[Dataset rows describing interfaces]
....
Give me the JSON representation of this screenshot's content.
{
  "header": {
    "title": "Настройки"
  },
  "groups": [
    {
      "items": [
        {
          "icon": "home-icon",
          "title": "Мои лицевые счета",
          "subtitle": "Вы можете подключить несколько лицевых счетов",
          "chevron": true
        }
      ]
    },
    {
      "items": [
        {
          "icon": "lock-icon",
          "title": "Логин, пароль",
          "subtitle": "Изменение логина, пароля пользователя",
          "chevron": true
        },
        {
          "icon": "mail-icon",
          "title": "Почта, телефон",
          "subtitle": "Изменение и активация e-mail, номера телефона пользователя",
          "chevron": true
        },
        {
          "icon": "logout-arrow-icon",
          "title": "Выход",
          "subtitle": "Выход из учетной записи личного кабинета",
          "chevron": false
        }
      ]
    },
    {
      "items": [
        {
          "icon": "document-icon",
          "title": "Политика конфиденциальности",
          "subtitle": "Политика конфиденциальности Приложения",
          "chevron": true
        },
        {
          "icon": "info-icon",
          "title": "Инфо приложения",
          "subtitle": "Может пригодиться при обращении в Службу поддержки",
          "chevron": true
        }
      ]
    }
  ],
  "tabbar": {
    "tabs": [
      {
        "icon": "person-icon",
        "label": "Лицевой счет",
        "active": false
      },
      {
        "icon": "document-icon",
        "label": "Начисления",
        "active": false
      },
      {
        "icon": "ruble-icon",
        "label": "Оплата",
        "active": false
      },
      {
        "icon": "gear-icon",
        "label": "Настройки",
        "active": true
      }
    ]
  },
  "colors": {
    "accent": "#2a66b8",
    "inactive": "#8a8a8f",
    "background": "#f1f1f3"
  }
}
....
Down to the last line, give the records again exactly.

_YOUR RESPONSE_.
Give me the JSON representation of this screenshot's content.
{
  "header": {
    "title": "Настройки"
  },
  "groups": [
    {
      "items": [
        {
          "icon": "home-icon",
          "title": "Мои лицевые счета",
          "subtitle": "Вы можете подключить несколько лицевых счетов",
          "chevron": true
        }
      ]
    },
    {
      "items": [
        {
          "icon": "lock-icon",
          "title": "Логин, пароль",
          "subtitle": "Изменение логина, пароля пользователя",
          "chevron": true
        },
        {
          "icon": "mail-icon",
          "title": "Почта, телефон",
          "subtitle": "Изменение и активация e-mail, номера телефона пользователя",
          "chevron": true
        },
        {
          "icon": "logout-arrow-icon",
          "title": "Выход",
          "subtitle": "Выход из учетной записи личного кабинета",
          "chevron": false
        }
      ]
    },
    {
      "items": [
        {
          "icon": "document-icon",
          "title": "Политика конфиденциальности",
          "subtitle": "Политика конфиденциальности Приложения",
          "chevron": true
        },
        {
          "icon": "info-icon",
          "title": "Инфо приложения",
          "subtitle": "Может пригодиться при обращении в Службу поддержки",
          "chevron": true
        }
      ]
    }
  ],
  "tabbar": {
    "tabs": [
      {
        "icon": "person-icon",
        "label": "Лицевой счет",
        "active": false
      },
      {
        "icon": "document-icon",
        "label": "Начисления",
        "active": false
      },
      {
        "icon": "ruble-icon",
        "label": "Оплата",
        "active": false
      },
      {
        "icon": "gear-icon",
        "label": "Настройки",
        "active": true
      }
    ]
  },
  "colors": {
    "accent": "#2a66b8",
    "inactive": "#8a8a8f",
    "background": "#f1f1f3"
  }
}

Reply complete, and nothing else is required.